Bengal Hindutva leader who took on RSS quits organisation he founded
Tapan Ghosh, 65, left Hindu Samhati and is likely to shift his base to Jharkhand, where he wants to work among the tribal population.Updated: Jul 11, 2018 19:27 IST
Far-right Hindutva leader Tapan Ghosh, who took on the Rashtriya Swayamsevak Sangh (RSS) in Bengal by setting up Hindu Samhati 10 years ago, has severed all connections with his own organisation. A few of leaders have followed him.
According to leaders of the outfit, who spoke on conditions of anonymity, 65-year-old Ghosh is likely to shift his base to Jharkhand, where he wants to work among the tribal population. Incidentally, Hindu Samhati already has some presence in the area.
“I wanted to disband Hindu Samhati… There comes times when vested interests develop with an organisation gaining strength and stability… people start to feel a comfort zone… this is why Shri Krishna did not try to save Yadu-vamsa. Gandhi wanted to disband Congress… Mao Zedong had called for bombarding the headquarters, though he failed. I have decided to move on. Hindu Samhati exists. Only I will not be there,” Ghosh wrote in a social media post on Tuesday that was also critical of ‘present-day RSS’.
Ghosh may shift to Deoghar, where he will try to “reconvert” Muslims in Jharkhand to Hinduism.
“I have quit because the ideological commitment that drew me to this organisation nine years ago is missing since Ghosh left charge,” said Devdutta Maji, vice-president, who too has resigned. Maji may join Ghosh in his new mission.
Hindu Samhati members said Ghosh completely disassociated himself from the organisation over the past couple of months but did not make it public. He stepped down from the post of president last year saying he wanted younger leaders to lead. He assumed the role of ‘advisor.’
Ghosh however remained the key figure on the dais during the organisation’s 10th foundation day ceremony on February 14 in Kolkata.
Controversy marked the event after a family of 14 people, who he claimed had “re-converted to Hinduism,” was presented on the dais.
Leaders of Hindu Samhati frequently praised Trinamool Congress regime for ‘good governance’ and criticised BJP for ‘making false promises to Hindus. This prompted both BJP and CPI(M) to dub it as “Trinamool’s Hindutva wing.”
“Tapan Ghosh’s declaration means he takes himself beyond Hindu Samhati,” said Hindu Samhati president Debtanu Bhattacharya.
“Tapan Ghosh’s decision will not affect the organisation though, as we work on the basis of collective leadership,” Bhattacharya said.

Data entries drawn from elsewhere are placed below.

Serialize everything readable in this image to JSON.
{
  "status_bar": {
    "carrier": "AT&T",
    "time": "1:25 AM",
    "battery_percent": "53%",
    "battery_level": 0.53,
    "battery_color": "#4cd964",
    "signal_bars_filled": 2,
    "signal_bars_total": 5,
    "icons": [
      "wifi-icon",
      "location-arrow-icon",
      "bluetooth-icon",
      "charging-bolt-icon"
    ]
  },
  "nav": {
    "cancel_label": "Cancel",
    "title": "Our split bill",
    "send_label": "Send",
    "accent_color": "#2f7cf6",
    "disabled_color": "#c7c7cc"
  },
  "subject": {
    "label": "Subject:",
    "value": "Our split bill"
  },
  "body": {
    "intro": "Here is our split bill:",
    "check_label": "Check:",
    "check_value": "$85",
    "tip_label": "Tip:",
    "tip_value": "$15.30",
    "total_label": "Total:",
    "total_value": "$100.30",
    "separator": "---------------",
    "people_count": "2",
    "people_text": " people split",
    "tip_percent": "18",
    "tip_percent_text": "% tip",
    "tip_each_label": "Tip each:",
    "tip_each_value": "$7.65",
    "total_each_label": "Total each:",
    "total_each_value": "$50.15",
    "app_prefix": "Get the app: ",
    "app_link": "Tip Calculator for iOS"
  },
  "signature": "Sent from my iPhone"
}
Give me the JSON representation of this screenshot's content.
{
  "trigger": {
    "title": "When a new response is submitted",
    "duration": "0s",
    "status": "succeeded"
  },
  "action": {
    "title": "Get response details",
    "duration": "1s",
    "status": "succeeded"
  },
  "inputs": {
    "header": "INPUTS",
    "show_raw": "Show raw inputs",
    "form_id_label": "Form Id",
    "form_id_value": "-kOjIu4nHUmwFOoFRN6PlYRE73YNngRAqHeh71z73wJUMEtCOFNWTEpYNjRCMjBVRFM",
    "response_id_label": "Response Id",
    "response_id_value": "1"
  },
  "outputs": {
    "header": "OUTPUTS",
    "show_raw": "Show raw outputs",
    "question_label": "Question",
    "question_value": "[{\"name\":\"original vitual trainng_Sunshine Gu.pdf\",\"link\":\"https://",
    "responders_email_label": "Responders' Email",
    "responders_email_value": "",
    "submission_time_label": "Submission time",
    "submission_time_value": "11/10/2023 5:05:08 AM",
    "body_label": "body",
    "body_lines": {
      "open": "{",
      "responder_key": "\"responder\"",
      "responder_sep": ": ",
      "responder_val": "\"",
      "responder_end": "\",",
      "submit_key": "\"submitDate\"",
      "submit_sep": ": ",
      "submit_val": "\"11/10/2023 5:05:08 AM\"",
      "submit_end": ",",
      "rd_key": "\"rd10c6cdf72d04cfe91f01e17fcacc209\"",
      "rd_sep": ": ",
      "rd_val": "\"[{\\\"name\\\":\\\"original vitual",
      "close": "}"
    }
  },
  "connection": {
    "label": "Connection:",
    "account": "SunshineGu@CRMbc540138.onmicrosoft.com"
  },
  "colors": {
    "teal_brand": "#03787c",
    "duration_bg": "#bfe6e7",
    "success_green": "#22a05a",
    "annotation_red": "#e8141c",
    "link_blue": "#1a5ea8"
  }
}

Ghosh, who was a pracharak of RSS since 1975, broke away in 2007, accusing RSS of ‘lacking courage and commitment’.
Hindu Samhati was founded in 2008 and has organisation in 20 of Bengal’s 28 districts, apart from newly- opened units in Assam and Jharkhand. Its main support comes from dalits, a community that the RSS in Bengal is desperately trying to win over.
In October last year, Conservative British MP Bob Blackman invited Ghosh to deliver a speech at the House of Commons. In June, his Twitter handle, that had about 45,000 followers, was permanently suspended by Twitter authorities for violating rules on “hateful conduct.”
Hindu Samhati has tried to distinguish itself from RSS by stressing on its ‘Bengali’ nature. Its leaders have criticised RSS for trying to impose ‘vegetarianism’ among predominantly non-vegetarian Bengalis.
Its main religious slogan is ‘Jai Ma Kali’ while ‘Jai Shree Ram’ remains the slogan of other saffron groups.